--- Given records ---

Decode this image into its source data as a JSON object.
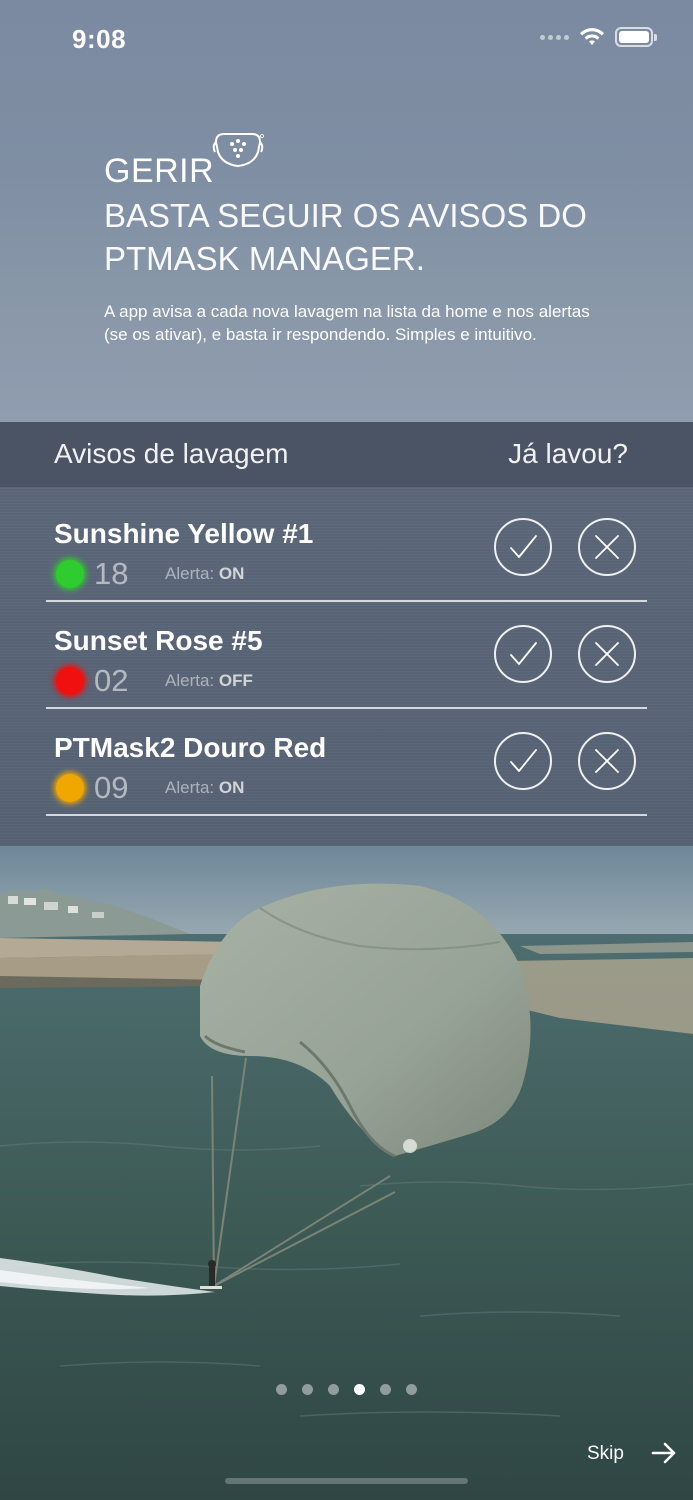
{
  "status_bar": {
    "time": "9:08"
  },
  "heading": {
    "title": "GERIR",
    "subtitle": "BASTA SEGUIR OS AVISOS DO PTMASK MANAGER.",
    "body": "A app avisa a cada nova lavagem na lista da home e nos alertas (se os ativar), e basta ir respondendo. Simples e intuitivo."
  },
  "card": {
    "header_title": "Avisos de lavagem",
    "header_question": "Já lavou?",
    "rows": [
      {
        "name": "Sunshine Yellow #1",
        "count": "18",
        "status_color": "#2ecc2e",
        "alert_label": "Alerta:",
        "alert_value": "ON"
      },
      {
        "name": "Sunset Rose #5",
        "count": "02",
        "status_color": "#f01010",
        "alert_label": "Alerta:",
        "alert_value": "OFF"
      },
      {
        "name": "PTMask2 Douro Red",
        "count": "09",
        "status_color": "#f0a800",
        "alert_label": "Alerta:",
        "alert_value": "ON"
      }
    ]
  },
  "footer": {
    "skip_label": "Skip",
    "pages_total": 6,
    "active_page_index": 3
  },
  "icons": {
    "logo": "mask-logo-icon",
    "confirm": "check-icon",
    "reject": "close-icon",
    "next": "arrow-right-icon"
  }
}
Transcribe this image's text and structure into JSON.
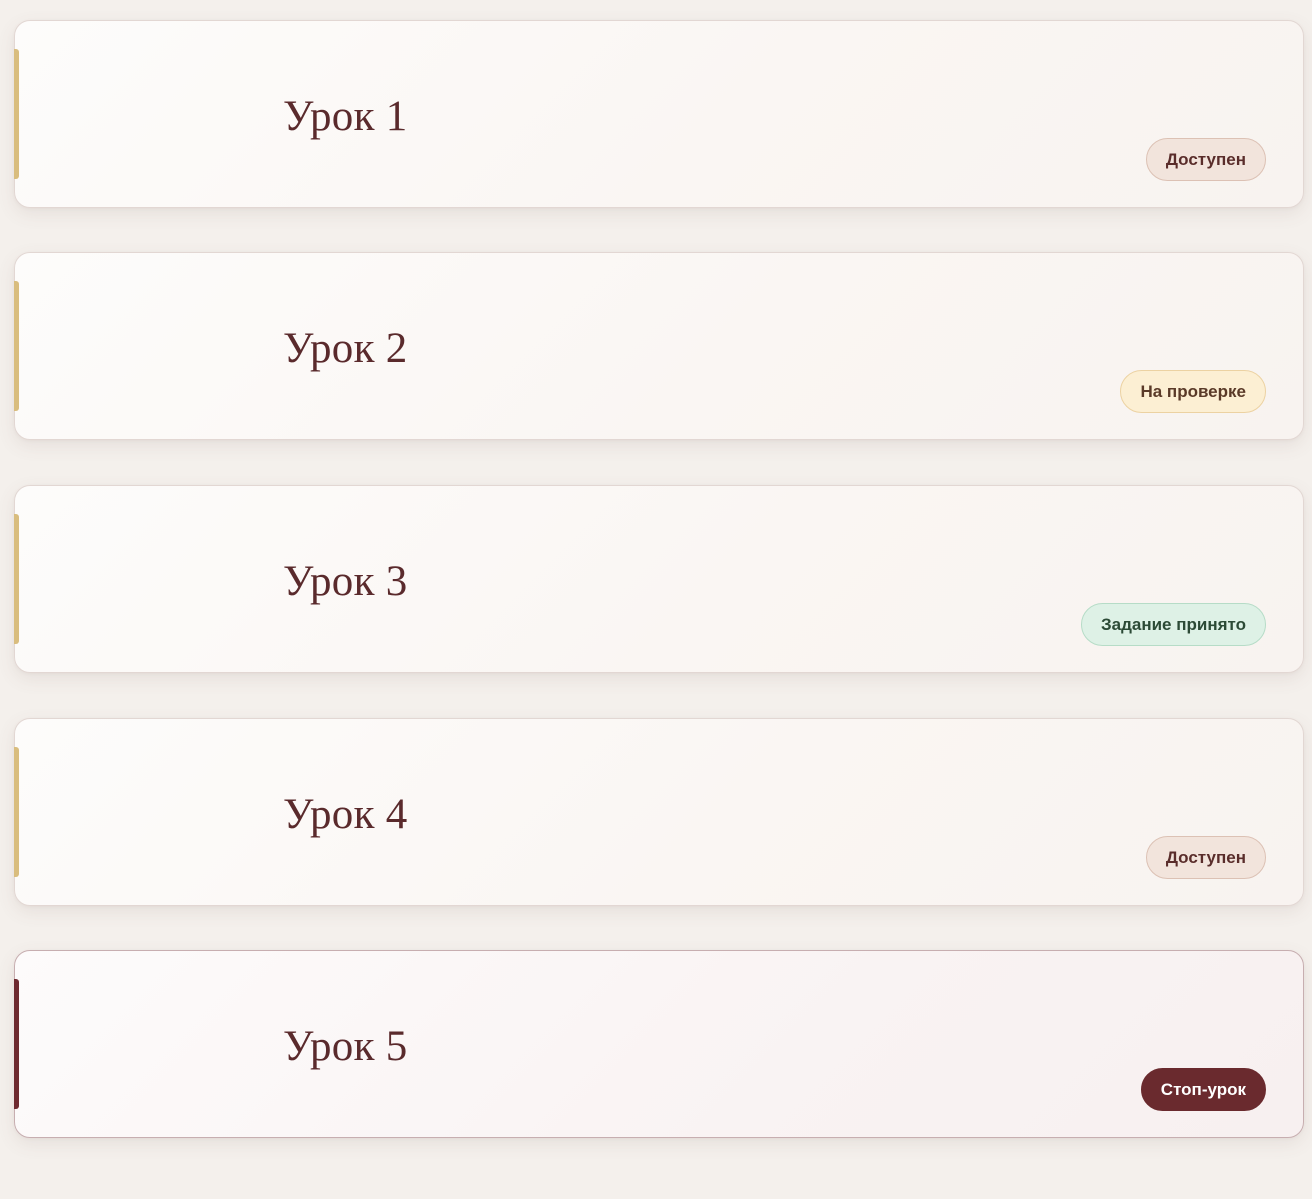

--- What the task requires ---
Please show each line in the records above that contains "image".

--- Exercise answer ---
Decode this image into its source data as a JSON object.
Transcribe this image's text and structure into JSON.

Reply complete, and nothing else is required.